Quick Tip: Spreading Resin and Sealant
Here's a helpful tip to anyone who has trouble getting nice smooth results when applying epoxy or polyester resin, fillers, or polyurethane sealant in tight places. For tiny corners, it's often difficult to use sandpaper after your adhesive has hardened - and it's often tempting to just use your finger to smooth out bumps or create rounded corners.. but the adhesive will stick to your finger or glove and often end up looking worse.
When using resin or sealant, keep some liquid dish soap handy! A tiny drop on the end of you finger can allow you to smooth out the results and clean up the edges. For rounded inside corners (around the cockpit floor for example), consider using the edge of a disposable spoon.
Repair Resin: Polyester or Epoxy?
Quite simply, use epoxy for all repairs instead of polyester, unless you will be using gel coat to finish the job. Epoxy sticks to just about anything but polyester sticks best to polyester (and doesn't stick very well to epoxy). Since gel coat is polyester based, do not apply gel coat over an epoxy repair - use a polyurethane primer/paint instead! If you must use gel coat, then perform your repair using polyester resin.

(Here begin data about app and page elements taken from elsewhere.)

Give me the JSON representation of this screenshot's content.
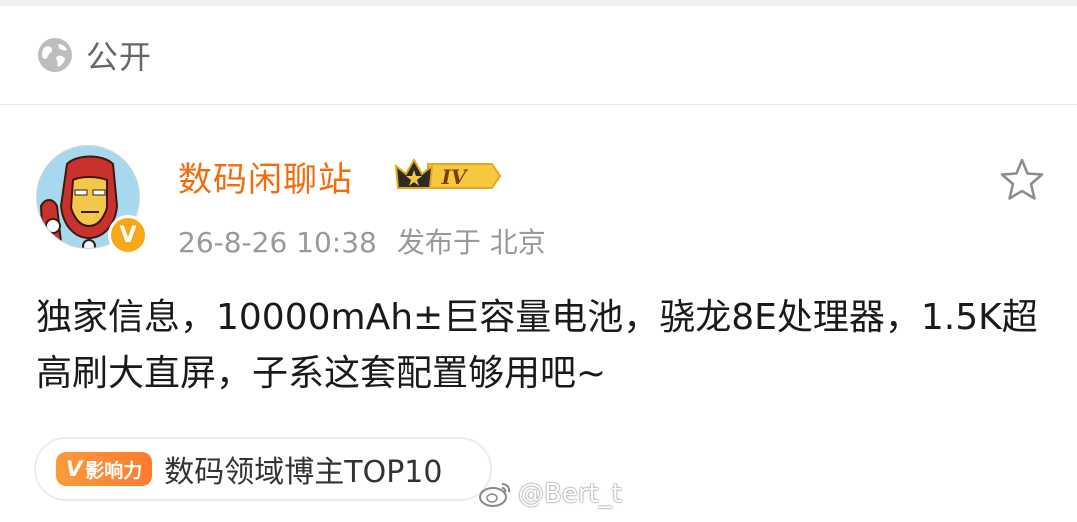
{
  "visibility": {
    "label": "公开",
    "icon": "globe-icon"
  },
  "post": {
    "author": "数码闲聊站",
    "level_badge": "IV",
    "verified_badge": "V",
    "timestamp": "26-8-26 10:38",
    "source": "发布于 北京",
    "content": "独家信息，10000mAh±巨容量电池，骁龙8E处理器，1.5K超高刷大直屏，子系这套配置够用吧~",
    "tag_pill": {
      "v": "V",
      "text": "影响力"
    },
    "tag_text": "数码领域博主TOP10"
  },
  "watermark": "@Bert_t",
  "colors": {
    "author": "#f56b0b",
    "meta": "#999999",
    "badge": "#f7a818"
  }
}
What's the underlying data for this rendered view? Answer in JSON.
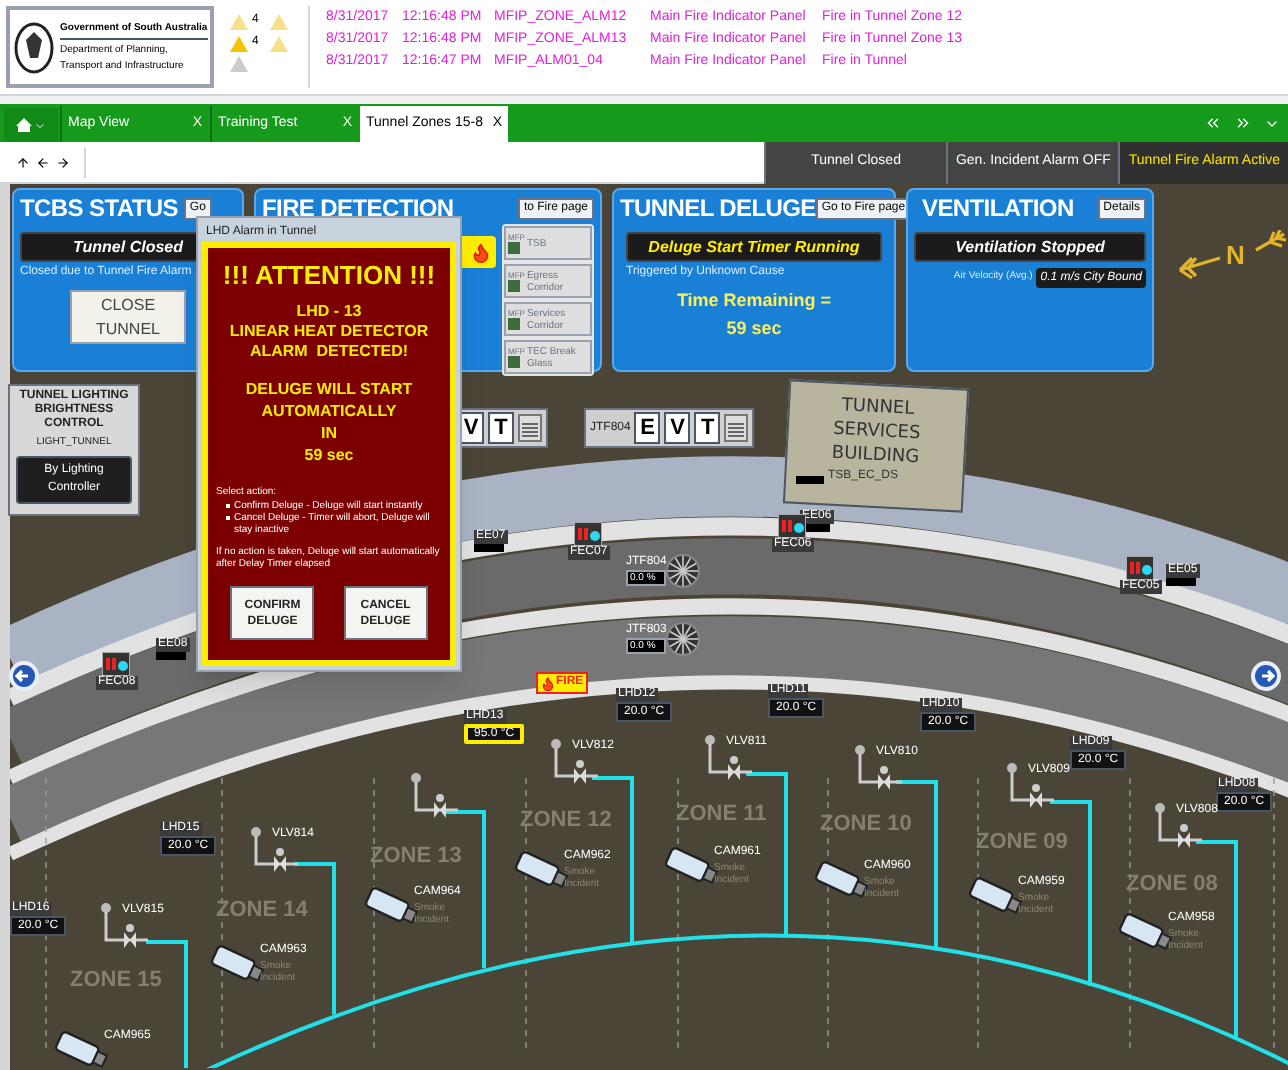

Polyester is cheaper but is brittle and not as strong as epoxy. Plus, it's probably worse for your long term health if breathing in fumes or sanding residue.
How to Repair Fibreglass: A Quick Overview
- Resin & Hardener (poyester or epoxy-based, see above)
- Fibreglass cloth or mat
- Fillers (adhesive filler and fairing filler)
- Core materials (wood, closed cell foam, balsa, polystyrene/styrofoam)
- PVA mold release
- Top coat (paint/gel coat)
- Mixing cups
- Putty knives/plastic spreader
- Face mask, eye protection
As an over-simplification, there are 4 types of jobs requiring polyester or epoxy resin, listed below in sequence of how they are usually performed. For instructional videos, scroll down!
For in-depth instructions, visit these sites!
- West System Epoxy - product guides and instructions
- Interux Epiglass Epoxy - product guides and videos
Laminating (Layering) - Adhering a layer of fibreglass cloth to a surface using a polyester or epoxy resin. Cloth is used to repair huge surface areas, build entire boats, create planks or patching areas larger than 1 square inch (approx).
If repairing a large, thick area, normally a laminate will have a core material (wood, foam) sandwiched by layers of fibreglass (adhered by epoxy), using a variety of weaves and cloth weights.
*For laminating panels, thicken the resin mixture with an adhesive filler to the consistency of ketchup.
Filleting (Bonding) - Adhering a chunk of material to a surface, such as a buttress, or connecting two surfaces, such as creating a box.
Normally pre-mix your resin and add an adhesive filler to create a thick, mayonnaise-like consistency (for general filleting) or peanut butter-like consistency (for bonding uneven surfaces).
*If injecting with a syringe, you may want to use a mixture with a thinner ketchup-like consistency.
Filling - Fill gaps and repair deep gouges using a resin mixed with an "adhesive filler", creating a peanut butter-like consistency. Apply with a putty knife or plastic spreader.
Adhesive fillers are powders that consist of tiny irregularly-shaped microsopic fibres which grip each other and the surface you're working on.
Adhesive filler offers excellent adhesion but are hard to sand - don't fill the gap all the way, leave your repair a "bit low" and use a fairing mixture (below) to fill up the rest!
Fairing (Smoothing) - After fibreglassing and filling, create a smooth surface free of irregularities by mixing resin with a "fairing filler", creating a peanut butter-like consistency which can be applied with a putty knife or plastic spreader over a large area.
Fairing fillers are powders that consist of tiny fibres - often spherical in shape. These fibres are not designed to provide much adhesion to each other or the surface you are working on. Instead, they provide a medium which is easily sanded after hardening.
Scrape the mixture over the area, let harden, and sand with a long-board with high grit paper (increase incrementally from 90 to 400 or more) to create perfectly smooth surfaces ready for painting.
The following videos are videos we found on YouTube that simply outline the procedure of repairing fibreglass. There are amazing resources on the Internet to help you along the way, and we can certainly provide advice as well! Although these videos are some of our favourites, we do not endorse or take responsibility for anything on YouTube! Refer to your resin manufacturer's instructions for the last word!